To paraphrase an old Pat Benatar song, love between Pam Ryder and her 13-year-old daughter, Hannah, can be a battlefield.
“I’ve been told, ‘I hate you!’ more times than I want to admit, but I know she understands that I don’t actually want to be on her back all the time. But as soon as I step back, there’s something else. The stuff that happens to her can be scary for a parent,” Ryder says.
Sounds typical, right? Not only because Hannah is a bright, strong-minded teen who has been testing her boundaries, but also because she has type 1 diabetes. Ryder often finds herself torn between trying to protect her daughter’s health and teaching her how to be a responsible adult.
“You have to reconcile the competing demands of the growing young adolescent with the demands of diabetes,” says Lori Laffel, M.D., chief of the pediatric, adolescent and young adult section of the Joslin Diabetes Center and Children’s Hospital in Boston.
“That means recognizing the greater need for independence as part of normal development, like going to the mall, sleepovers, and school trips, while having safety nets in place,” she says.
Prepare for a Bumpy Ride
We all know that hormones kick in as kids hit their tween years, ushering them into puberty. For kids with type 1 diabetes, though, this makes the already tricky job of managing blood sugar levels that much more challenging.
“During pubertal growth and development, insulin needs may change. Plus, you have the social, emotional, and behavioral triggers of early adolescence,” Laffel adds.
Transition Care Gradually
Depending on when your child was diagnosed, the tween years may be the time when you begin teaching your child some of the ropes when it comes to diabetes self-care, or furthering lessons already learned.
Either way, it’s important to talk about realistic expectations and not to let her take on more than she can deal with. First, she simply may not be mature enough to handle making the right choice each time she is presented with a challenge. Second, like any tween, it’s also reassuring for your child to know that you’ve still got her back no matter what as she explores her limits.
“It’s really about how you share responsibility.
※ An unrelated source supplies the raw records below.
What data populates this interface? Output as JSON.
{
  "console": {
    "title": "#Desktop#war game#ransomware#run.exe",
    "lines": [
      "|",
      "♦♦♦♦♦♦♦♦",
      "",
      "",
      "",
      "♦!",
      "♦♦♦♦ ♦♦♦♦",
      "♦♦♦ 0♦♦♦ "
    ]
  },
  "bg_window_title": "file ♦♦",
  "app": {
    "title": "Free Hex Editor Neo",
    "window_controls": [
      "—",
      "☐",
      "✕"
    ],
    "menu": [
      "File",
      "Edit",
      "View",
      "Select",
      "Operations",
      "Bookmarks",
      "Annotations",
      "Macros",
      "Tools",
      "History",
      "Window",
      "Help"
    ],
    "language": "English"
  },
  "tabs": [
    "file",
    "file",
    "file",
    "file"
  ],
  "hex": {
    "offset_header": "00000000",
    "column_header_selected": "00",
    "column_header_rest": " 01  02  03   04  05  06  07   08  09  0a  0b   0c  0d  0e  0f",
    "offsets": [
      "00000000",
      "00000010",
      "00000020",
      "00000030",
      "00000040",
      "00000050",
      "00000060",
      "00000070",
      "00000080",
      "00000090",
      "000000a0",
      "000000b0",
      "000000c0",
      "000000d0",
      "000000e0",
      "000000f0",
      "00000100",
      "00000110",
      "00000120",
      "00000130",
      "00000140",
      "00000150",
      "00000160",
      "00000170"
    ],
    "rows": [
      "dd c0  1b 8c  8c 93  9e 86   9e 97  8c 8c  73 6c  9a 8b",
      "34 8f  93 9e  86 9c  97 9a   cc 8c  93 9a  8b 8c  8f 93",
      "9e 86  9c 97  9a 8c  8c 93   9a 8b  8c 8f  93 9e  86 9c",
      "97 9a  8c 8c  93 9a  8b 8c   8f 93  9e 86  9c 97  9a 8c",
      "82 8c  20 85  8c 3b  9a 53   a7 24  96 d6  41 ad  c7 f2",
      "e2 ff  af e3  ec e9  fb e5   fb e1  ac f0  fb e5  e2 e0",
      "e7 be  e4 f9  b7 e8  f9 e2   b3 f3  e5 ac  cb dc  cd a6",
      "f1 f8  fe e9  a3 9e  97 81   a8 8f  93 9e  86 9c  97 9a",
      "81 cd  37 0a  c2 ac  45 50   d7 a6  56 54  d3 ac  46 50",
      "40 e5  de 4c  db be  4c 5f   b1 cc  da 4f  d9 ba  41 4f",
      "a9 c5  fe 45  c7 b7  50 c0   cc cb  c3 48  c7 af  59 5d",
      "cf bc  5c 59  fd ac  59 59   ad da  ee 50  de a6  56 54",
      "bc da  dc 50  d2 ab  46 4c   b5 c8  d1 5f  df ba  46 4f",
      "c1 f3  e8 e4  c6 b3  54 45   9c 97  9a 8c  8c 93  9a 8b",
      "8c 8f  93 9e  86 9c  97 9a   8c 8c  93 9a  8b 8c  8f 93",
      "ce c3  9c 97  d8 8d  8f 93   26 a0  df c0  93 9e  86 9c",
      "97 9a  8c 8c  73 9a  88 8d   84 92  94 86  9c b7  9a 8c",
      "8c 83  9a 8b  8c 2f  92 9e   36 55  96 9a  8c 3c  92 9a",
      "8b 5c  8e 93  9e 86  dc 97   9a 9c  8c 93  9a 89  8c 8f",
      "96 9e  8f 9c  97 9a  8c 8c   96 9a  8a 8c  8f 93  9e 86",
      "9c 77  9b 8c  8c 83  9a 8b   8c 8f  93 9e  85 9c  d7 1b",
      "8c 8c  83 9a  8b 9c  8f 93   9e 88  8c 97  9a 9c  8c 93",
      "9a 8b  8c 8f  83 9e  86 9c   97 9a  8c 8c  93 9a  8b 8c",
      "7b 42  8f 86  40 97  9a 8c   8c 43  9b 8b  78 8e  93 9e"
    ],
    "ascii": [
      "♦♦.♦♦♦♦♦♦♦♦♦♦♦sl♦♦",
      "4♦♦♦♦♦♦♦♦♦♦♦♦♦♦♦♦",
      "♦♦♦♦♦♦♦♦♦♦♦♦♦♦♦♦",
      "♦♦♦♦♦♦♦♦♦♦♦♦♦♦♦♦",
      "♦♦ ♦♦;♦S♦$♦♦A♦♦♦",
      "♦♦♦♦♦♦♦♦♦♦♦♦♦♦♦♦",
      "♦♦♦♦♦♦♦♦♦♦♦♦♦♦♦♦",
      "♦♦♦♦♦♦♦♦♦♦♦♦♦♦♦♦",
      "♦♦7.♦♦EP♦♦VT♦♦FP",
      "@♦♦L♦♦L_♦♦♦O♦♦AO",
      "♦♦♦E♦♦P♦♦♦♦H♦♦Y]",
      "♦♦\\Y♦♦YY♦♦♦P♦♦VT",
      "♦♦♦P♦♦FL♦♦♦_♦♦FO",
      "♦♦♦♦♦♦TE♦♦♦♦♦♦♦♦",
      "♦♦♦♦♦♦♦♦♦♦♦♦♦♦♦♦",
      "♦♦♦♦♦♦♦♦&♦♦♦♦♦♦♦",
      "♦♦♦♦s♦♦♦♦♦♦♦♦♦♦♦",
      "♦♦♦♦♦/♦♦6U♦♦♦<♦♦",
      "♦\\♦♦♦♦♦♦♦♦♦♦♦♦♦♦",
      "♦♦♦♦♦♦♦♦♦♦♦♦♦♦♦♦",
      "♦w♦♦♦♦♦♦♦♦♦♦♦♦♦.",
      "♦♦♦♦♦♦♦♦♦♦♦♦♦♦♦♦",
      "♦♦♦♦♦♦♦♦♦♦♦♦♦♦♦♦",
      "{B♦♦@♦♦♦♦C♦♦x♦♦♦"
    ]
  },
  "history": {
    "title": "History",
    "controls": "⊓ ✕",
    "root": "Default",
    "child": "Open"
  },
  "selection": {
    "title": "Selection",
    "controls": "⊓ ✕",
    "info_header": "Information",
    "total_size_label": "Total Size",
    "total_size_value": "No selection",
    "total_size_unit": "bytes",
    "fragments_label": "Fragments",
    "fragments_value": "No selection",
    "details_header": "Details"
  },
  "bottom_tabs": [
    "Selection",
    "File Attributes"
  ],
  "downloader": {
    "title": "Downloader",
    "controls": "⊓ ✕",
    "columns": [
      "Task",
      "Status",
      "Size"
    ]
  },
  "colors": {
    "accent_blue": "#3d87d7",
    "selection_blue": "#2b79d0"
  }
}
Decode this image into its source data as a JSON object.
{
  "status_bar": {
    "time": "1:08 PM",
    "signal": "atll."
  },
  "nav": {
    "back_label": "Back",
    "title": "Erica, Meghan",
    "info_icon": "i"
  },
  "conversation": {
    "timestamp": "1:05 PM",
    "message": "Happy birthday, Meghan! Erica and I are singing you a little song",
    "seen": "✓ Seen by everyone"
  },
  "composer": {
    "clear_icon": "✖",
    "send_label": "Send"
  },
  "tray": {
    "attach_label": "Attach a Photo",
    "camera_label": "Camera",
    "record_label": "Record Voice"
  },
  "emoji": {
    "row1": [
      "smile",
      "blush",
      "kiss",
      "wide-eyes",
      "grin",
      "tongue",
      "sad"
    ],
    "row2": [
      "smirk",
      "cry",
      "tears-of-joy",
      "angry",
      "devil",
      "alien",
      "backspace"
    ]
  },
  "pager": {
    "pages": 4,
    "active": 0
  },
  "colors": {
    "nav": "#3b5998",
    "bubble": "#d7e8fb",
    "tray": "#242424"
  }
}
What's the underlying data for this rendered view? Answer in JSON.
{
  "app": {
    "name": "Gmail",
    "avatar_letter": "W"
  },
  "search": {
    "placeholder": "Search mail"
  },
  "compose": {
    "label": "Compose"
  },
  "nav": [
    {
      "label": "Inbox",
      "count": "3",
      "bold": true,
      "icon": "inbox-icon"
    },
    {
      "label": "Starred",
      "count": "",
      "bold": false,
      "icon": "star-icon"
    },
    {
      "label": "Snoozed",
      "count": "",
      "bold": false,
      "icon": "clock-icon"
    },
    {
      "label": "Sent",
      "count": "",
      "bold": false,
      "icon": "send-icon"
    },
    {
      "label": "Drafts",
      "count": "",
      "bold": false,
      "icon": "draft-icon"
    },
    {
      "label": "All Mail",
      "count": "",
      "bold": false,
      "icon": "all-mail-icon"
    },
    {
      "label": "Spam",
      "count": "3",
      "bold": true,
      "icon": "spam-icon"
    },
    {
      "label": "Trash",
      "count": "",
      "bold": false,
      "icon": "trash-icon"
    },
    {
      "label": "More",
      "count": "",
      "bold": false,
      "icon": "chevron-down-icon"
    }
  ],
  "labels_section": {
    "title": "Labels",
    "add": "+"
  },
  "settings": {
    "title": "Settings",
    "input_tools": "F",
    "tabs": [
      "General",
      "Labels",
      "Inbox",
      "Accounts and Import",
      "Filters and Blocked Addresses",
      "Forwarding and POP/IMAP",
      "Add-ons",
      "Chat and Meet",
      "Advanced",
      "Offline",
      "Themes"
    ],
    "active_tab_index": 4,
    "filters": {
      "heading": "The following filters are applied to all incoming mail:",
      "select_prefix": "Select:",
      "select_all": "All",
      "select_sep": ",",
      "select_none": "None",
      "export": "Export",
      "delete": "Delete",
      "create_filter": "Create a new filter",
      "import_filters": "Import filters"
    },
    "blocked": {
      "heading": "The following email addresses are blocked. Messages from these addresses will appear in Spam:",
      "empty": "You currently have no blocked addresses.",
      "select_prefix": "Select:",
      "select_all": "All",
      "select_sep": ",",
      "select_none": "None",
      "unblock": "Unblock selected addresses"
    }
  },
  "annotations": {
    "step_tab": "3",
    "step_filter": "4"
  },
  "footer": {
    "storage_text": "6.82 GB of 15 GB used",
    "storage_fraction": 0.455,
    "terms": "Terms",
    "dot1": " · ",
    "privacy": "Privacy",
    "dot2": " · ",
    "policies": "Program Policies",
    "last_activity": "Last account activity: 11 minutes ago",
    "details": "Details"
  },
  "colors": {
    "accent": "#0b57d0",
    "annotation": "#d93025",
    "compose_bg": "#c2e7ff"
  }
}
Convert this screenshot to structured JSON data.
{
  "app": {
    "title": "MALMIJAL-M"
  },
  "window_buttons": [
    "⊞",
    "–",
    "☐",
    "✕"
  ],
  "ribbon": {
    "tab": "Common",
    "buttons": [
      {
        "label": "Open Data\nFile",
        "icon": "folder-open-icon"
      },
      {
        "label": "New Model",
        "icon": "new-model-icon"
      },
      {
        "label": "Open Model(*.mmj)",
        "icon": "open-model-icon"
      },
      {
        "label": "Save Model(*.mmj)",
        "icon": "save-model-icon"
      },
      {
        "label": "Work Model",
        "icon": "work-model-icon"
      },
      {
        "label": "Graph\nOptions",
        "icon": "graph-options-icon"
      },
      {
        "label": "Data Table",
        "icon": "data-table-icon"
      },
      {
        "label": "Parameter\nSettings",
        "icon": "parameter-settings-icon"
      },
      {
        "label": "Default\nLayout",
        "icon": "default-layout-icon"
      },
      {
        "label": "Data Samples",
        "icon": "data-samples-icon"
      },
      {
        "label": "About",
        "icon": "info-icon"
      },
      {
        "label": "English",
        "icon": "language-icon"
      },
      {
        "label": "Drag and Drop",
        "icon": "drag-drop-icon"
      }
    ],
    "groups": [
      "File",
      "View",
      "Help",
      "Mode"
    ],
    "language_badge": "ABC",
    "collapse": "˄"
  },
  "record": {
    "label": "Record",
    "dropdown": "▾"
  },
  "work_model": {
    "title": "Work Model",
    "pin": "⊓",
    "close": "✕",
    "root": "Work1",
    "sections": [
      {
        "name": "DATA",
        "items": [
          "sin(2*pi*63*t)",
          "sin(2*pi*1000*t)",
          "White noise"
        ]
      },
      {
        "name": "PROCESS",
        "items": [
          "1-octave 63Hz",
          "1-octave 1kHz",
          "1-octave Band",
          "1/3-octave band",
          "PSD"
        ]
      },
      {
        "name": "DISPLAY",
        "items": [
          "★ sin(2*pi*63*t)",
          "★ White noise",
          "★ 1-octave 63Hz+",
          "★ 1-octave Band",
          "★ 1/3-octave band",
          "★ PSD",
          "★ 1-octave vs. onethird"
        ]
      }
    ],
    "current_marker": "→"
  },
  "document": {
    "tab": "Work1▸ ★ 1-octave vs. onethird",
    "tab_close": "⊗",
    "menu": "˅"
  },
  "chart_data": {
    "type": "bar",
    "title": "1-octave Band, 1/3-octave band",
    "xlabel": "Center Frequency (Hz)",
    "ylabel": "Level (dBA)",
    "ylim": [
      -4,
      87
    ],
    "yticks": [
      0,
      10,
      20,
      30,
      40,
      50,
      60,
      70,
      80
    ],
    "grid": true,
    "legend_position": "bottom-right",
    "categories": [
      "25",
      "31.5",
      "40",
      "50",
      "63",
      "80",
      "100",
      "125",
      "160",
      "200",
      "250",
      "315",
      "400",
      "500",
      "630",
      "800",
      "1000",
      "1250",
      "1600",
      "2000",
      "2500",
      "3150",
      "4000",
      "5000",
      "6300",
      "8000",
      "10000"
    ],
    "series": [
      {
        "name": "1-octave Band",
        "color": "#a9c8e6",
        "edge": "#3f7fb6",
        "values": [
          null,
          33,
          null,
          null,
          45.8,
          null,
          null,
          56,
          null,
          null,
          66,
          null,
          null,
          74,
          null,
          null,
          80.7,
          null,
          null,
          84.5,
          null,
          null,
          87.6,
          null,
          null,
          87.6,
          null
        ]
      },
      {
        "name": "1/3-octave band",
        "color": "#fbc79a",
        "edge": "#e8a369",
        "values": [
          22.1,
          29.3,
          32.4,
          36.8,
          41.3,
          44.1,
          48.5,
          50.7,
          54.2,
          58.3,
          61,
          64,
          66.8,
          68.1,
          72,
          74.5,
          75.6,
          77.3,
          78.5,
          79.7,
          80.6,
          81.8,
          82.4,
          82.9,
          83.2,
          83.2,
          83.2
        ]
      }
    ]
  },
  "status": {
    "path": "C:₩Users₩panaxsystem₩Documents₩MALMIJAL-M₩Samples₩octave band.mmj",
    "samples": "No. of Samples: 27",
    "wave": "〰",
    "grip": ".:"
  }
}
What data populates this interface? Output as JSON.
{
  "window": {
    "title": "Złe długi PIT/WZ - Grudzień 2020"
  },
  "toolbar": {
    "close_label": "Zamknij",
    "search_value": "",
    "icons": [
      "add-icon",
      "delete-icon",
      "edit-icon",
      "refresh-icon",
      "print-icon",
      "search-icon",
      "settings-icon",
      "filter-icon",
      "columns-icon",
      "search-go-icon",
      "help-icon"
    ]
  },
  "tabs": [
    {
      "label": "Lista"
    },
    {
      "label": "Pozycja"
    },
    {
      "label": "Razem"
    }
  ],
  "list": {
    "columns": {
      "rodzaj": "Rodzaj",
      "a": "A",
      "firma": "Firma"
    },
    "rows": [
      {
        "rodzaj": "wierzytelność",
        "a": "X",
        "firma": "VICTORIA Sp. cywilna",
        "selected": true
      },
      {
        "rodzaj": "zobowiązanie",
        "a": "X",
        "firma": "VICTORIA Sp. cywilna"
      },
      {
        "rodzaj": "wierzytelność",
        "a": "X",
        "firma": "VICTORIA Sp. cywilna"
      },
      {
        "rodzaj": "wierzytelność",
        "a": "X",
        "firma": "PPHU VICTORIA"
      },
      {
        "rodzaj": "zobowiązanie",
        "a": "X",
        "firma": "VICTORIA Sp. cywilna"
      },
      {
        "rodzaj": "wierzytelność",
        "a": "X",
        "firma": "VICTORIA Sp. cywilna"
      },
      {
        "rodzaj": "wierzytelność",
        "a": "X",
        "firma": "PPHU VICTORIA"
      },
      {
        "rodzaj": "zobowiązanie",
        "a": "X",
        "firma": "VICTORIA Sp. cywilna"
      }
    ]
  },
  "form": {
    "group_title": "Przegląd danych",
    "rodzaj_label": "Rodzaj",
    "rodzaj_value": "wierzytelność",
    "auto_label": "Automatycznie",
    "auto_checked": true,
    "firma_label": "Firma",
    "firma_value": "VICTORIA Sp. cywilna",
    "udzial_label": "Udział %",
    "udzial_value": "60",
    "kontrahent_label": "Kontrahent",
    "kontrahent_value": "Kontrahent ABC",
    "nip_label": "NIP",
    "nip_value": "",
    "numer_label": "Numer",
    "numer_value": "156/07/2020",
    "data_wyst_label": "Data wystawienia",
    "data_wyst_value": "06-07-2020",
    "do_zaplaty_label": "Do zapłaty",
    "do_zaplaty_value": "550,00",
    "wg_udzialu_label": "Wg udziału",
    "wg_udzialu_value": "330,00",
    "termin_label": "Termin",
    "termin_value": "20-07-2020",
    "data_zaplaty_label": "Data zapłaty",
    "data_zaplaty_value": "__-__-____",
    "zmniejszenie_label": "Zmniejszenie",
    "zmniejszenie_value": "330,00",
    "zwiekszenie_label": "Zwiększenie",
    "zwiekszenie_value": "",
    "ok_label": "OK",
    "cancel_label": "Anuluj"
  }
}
When a kid perceives a parent as staying involved, they tend to do better themselves,” says Korey K. Hood, Ph.D., associate professor of pediatrics at Cincinnati Children’s Hospital Medical Center.
“I see Hannah taking two steps forward and then thinking, ‘Uh-oh, what did I do?’ and then taking two steps back. I recognize that with my other kids, too. It’s critical to not let her be out there on her own for too long,” Ryder says.
Avoid the Blame Game
“It’s important that parents try not to blame themselves—or their children—for crazy blood sugar numbers, especially as a child is just taking the first steps toward self-management,” says Laffel. “We never want children to feel like when diabetes management is hard, it’s their fault.”
What works for Ryder is a practical approach that emphasizes family teamwork. “I’ll sit down with her and go through the numbers. Because ultimately it’s going to be her responsibility,” she says.
Call in Your Pro Team
Having a third party to intercept and interpret competing needs during this transition can help smooth communication. Talking over issues with someone that’s not a parent can be incredibly helpful. Parents themselves can also benefit from sounding out difficulties.
“Our diabetes management team helps talk me off the ledge sometimes and helps me put things in perspective, as in, ‘That’s normal,’ and ‘Yes, she’s going to do some of that stuff,'” Ryder says.
“As you negotiate new roles with your tween, emphasize respect on both sides,” counsels Beverly Adler, Ph.D., a certified diabetes educator in Baldwin, New York.
“This is an emotional time for parents, and diabetes care can become a major conflict. But that’s the last thing you want. I believe very strongly in parents being respectful of their children as well as the tweens being respectful of their parents. Watch for accusations. A parent can give a really good message by saying, ‘I trust you, but I need to keep some focus on how well you’re doing,'” she says.
Talk About Fears and Hopes
As children with type 1 diabetes grow, they have more opportunities to learn about and to understand worst-case scenarios and the potential risks of the disease, which can be scary. When you know your child has been exposed to such information, don’t downplay it. Instead, take it as a chance to both instruct and reassure, as Ryder did. “We had a conversation about things that can happen if people haven’t taken care of themselves, and why we then want to try to keep her blood sugar levels as controlled as possible.”
On the plus side, Ryder says, the family talks about treatment advances. In fact, Hannah has been involved in raising awareness of type 1 diabetes as a spokesperson for the JDRF, which has been empowering for her. “We’ve tried to get her involved in finding a cure, too,” Ryder says, “to let her know there’s something she can do.”
Disclaimer: The experiences and suggestions recounted in these articles are not intended as medical advice; they are not necessarily the “typical” experiences of families with a child who has type 1 diabetes. These situations are unique to the families depicted. Families should check with their healthcare professionals regarding the treatment of type 1 diabetes and the frequency of blood glucose monitoring.